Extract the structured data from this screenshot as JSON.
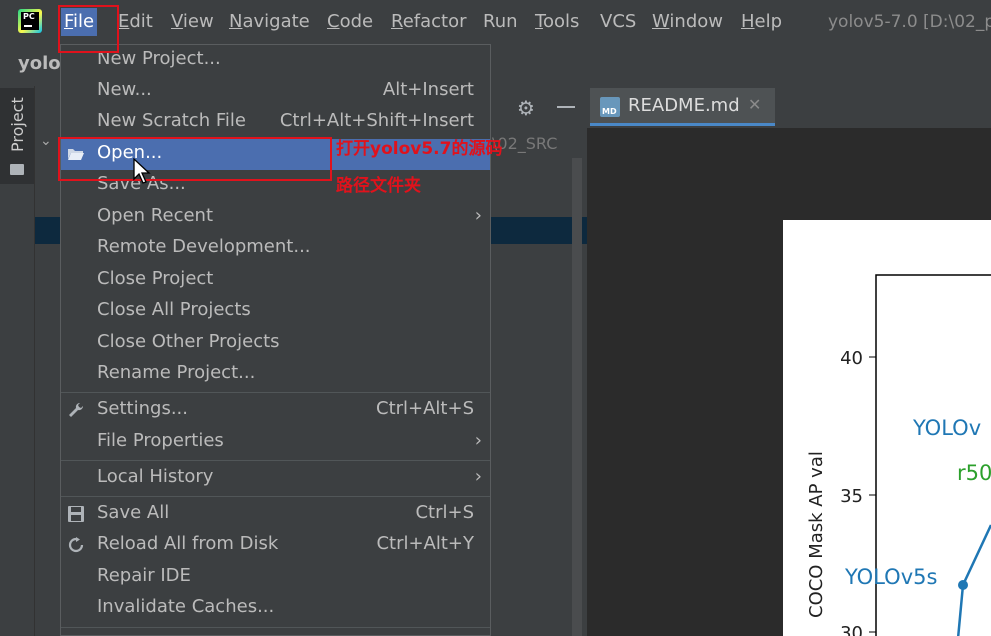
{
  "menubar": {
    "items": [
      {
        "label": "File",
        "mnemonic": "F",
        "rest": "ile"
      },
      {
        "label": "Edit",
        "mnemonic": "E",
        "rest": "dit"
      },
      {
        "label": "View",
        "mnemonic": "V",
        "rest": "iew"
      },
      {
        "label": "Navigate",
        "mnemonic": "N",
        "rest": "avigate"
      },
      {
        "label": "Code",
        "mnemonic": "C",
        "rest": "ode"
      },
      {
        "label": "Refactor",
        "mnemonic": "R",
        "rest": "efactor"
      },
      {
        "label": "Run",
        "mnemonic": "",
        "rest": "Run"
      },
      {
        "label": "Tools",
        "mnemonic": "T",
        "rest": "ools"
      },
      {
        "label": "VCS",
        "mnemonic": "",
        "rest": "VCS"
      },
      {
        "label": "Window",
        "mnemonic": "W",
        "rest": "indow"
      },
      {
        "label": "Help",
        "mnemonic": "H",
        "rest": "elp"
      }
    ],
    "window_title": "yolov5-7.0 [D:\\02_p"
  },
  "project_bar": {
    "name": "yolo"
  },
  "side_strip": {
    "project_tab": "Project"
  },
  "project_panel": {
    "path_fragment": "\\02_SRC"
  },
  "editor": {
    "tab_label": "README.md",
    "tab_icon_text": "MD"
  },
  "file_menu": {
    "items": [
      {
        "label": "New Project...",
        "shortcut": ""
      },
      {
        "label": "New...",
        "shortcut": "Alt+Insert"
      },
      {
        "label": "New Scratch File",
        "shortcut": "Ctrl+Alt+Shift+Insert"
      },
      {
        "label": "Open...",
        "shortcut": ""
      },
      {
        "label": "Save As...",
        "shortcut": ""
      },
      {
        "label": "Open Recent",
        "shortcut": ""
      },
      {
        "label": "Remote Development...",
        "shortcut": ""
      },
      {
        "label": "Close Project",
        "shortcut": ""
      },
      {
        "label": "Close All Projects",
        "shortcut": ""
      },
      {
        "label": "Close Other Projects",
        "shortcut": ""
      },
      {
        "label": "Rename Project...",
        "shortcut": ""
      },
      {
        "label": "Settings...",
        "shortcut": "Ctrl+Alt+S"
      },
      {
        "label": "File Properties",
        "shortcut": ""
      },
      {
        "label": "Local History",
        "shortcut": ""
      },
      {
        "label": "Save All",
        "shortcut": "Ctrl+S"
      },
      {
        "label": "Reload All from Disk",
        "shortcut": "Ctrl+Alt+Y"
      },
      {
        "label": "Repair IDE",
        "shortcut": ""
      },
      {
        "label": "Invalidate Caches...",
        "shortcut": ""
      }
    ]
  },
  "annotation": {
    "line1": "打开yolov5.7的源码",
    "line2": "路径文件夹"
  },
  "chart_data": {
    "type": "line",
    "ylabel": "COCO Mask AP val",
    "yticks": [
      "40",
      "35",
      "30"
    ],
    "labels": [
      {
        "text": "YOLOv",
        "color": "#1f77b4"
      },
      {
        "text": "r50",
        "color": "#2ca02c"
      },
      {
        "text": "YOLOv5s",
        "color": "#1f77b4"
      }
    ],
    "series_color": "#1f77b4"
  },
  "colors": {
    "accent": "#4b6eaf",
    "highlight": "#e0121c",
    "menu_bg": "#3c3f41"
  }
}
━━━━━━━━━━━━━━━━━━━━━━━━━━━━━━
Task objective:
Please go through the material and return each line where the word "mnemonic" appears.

Solution to this problem:
        "mnemonic": "F",
        "mnemonic": "E",
        "mnemonic": "V",
        "mnemonic": "N",
        "mnemonic": "C",
        "mnemonic": "R",
        "mnemonic": "",
        "mnemonic": "T",
        "mnemonic": "",
        "mnemonic": "W",
        "mnemonic": "H",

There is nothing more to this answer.